National recording group (hed)PE arrived on McGarvey’s stage in late August, headlining a five-act slate. Opening the night was Altoona’s Hate Grenade, playing their first show since before the COVID shutdown. Hate Grenade quickly blasted away any rust with their incendiary brand of hip hop-tinged nu-metal, as they introduced a new song, “Hollywood,” and played established tunes from their previous CD’s. Next were strong performances from Houston-based soul and rap artist King Baby, upstate New York heavy metal rockers Northmen and Phoenix-based nu-metal performers Dropout Kings. Opening with “R.T.R. (Respect the Republic)” from their new “Sandmine” EP, (hed)PE launched into their high-powered set, mixing rock, punk, reggae and rap flavors. Frontman Jared Gomes took command of the crowd early on, as he sang, rapped and barked words to songs such as “Killing Time,” “Let’s Ride,” “Waiting to Die,” “Pac Bell,” “Peer Pressure” and more. (hed)PE saved their most popular songs until the end, finishing with their radio song “Bartender” and the rebellious “Renegade.”

Indiana-based foursome Midnight Lights visited McGarvey’s stage for the first time early last month. Singer Ryan Sharp, guitarist Tommy Lyttle, bassist Timothy Card and drummer Alex Brewer won new fans with their spirited mix of modern rock, punk, power pop and more. This group showed serious energy and enthusiasm; Ryan delivered constant movement as he rallied the audience to join the festivities, and his bandmates were energetic and tight behind him. The group drew folks up to the dance floor and stage with tunes from Blink 182, My Chemical Romance, Good Charlotte, Fallout Boy, Offspring, Green Day, Killers and more.
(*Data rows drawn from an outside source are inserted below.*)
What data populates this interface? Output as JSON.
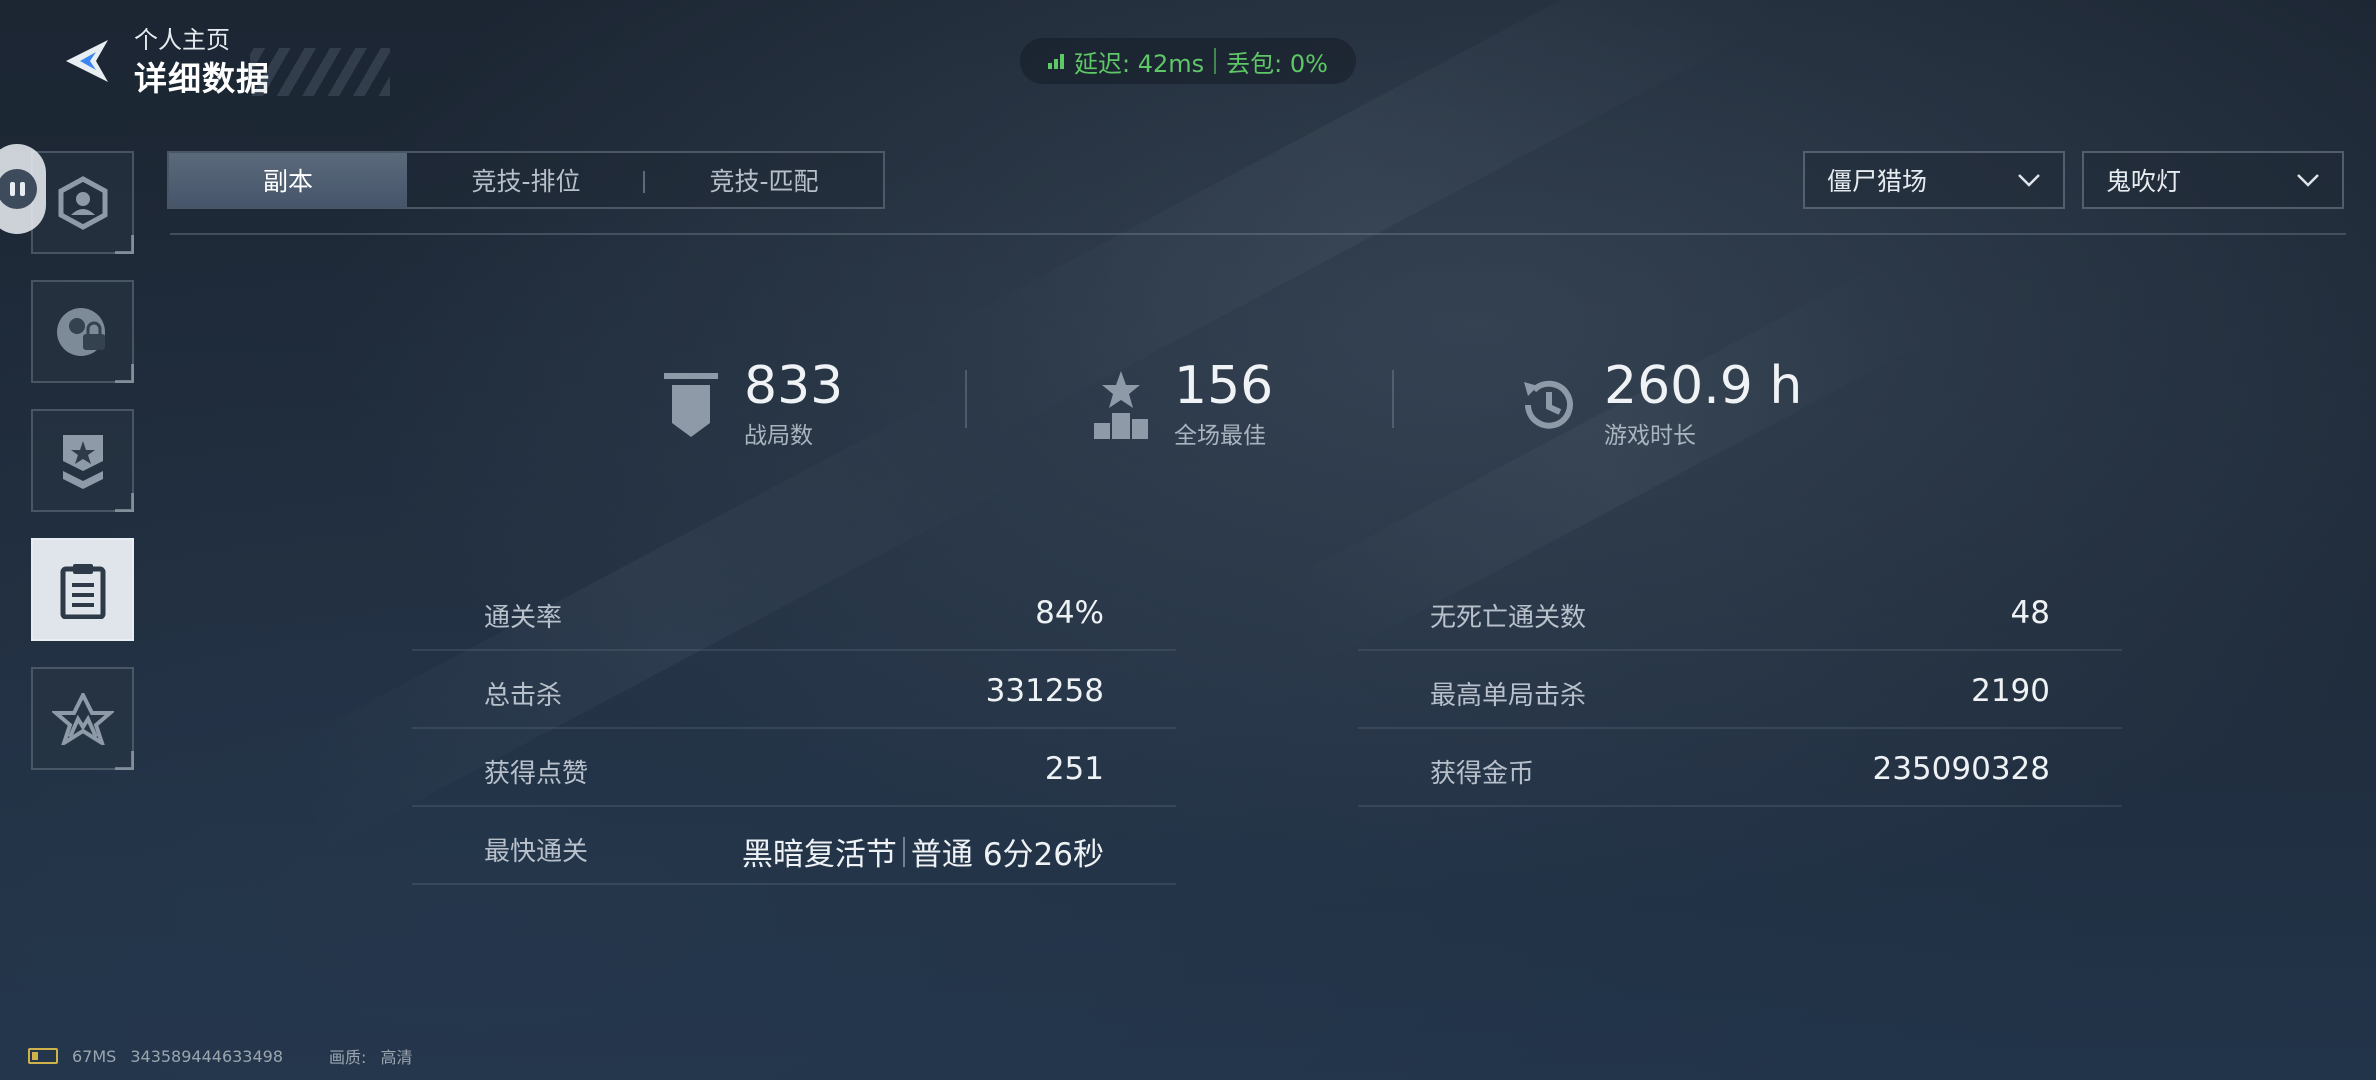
{
  "header": {
    "subtitle": "个人主页",
    "title": "详细数据"
  },
  "network": {
    "latency": "延迟: 42ms",
    "packet_loss": "丢包: 0%"
  },
  "sidebar": {
    "items": [
      {
        "icon": "profile-badge-icon"
      },
      {
        "icon": "character-lock-icon"
      },
      {
        "icon": "rank-star-shield-icon"
      },
      {
        "icon": "clipboard-icon",
        "active": true
      },
      {
        "icon": "emblem-logo-icon"
      }
    ]
  },
  "tabs": [
    {
      "label": "副本",
      "active": true
    },
    {
      "label": "竞技-排位",
      "active": false
    },
    {
      "label": "竞技-匹配",
      "active": false
    }
  ],
  "filters": {
    "mode": "僵尸猎场",
    "map": "鬼吹灯"
  },
  "summary": [
    {
      "value": "833",
      "label": "战局数",
      "icon": "banner-icon"
    },
    {
      "value": "156",
      "label": "全场最佳",
      "icon": "podium-star-icon"
    },
    {
      "value": "260.9 h",
      "label": "游戏时长",
      "icon": "clock-history-icon"
    }
  ],
  "details": {
    "left": [
      {
        "label": "通关率",
        "value": "84%"
      },
      {
        "label": "总击杀",
        "value": "331258"
      },
      {
        "label": "获得点赞",
        "value": "251"
      },
      {
        "label": "最快通关",
        "value_map": "黑暗复活节",
        "value_difficulty": "普通",
        "value_time": "6分26秒"
      }
    ],
    "right": [
      {
        "label": "无死亡通关数",
        "value": "48"
      },
      {
        "label": "最高单局击杀",
        "value": "2190"
      },
      {
        "label": "获得金币",
        "value": "235090328"
      }
    ]
  },
  "footer": {
    "ping": "67MS",
    "id": "343589444633498",
    "quality_label": "画质:",
    "quality_value": "高清"
  },
  "colors": {
    "accent_green": "#5ec766",
    "background": "#1b2634",
    "active_tab": "#4f5f71"
  }
}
Midnight Lights’ first McGarvey’s foray went well; watch for a possible return visit soon.

Other performers I saw lately included Roadkill’s “rot and roll” party at Drake’s Bar & Grill in Huntingdon, Stephanie & the Wild Hearts as they braved rain and brought country music fun to Altoona’s Valley View County Park, Chris Woodward & Shindiggin’s first visit to the Williamsburg Farm Show in late August, Chad Patterson as he entertained on Labor Day during the Blair County Game, Fish & Forestry Association’s annual Ox Roast Festival, Jim Donovan & the Sun King Warriors’ return last month to McGarvey’s, The Steinbeisers & Friends as they performed old-timey folk, country and gospel music during last month’s Sinking Valley Farm Show at the Sinking Valley Fairgrounds, and the Rodeo Radio duo of singers and guitarists Rogan Allen and Jextin Pugh as they performed at McGarvey’s.

News and notes…Again due to concerns and restrictions stemming from the COVID delta variant situation, this year’s annual “Patched Together: A Day of Music for the Healing Patch” benefit in November has been cancelled for this year, and a virtual event will again raise donations for the Home Nursing Agency’s Healing Patch program...Hate Grenade’s annual “Trick or FEED” benefit for the Altoona Food Bank returns to McGarvey’s on Oct. 31; performing will be Hate Grenade, Paradigm, Grampian and Ed N’Born…Two popular area dance-rock and party bands have announced that they are no more; Altoona’s This Albatross announced that they are closing the book after a nine-year run on area stages, and Bedford-based Urban Myth is stepping away from live stages after a five-year run…After issuing four albums online over the past year and a half in his “Lost Season Sessions” series, Ted McCloskey has compiled 24 songs from those albums into a compilation CD being sold at his live shows, simply called “The Lost Season Sessions”…Victoria Brinker, a 9-year-old opera singer from Latrobe who at age 6 entertained an audience at Delgrosso’s Amusement Park during the 2018 Italian Food & Heritage Festival, last month advanced into the top ten in Season 16 of NBC-TV’s “America’s Got Talent,” before being eliminated as she tried to crack the top five.

Please send correspondence and recordings to: Jim Price, 1104 S. Catherine St., Altoona, PA 16602. You can also e-mail me at jptheprofessor@gmail.com. And if you’re into social networking, look me up on Facebook. SUPPORT LOCAL MUSIC!

3 views0 comments

Recent Posts

See All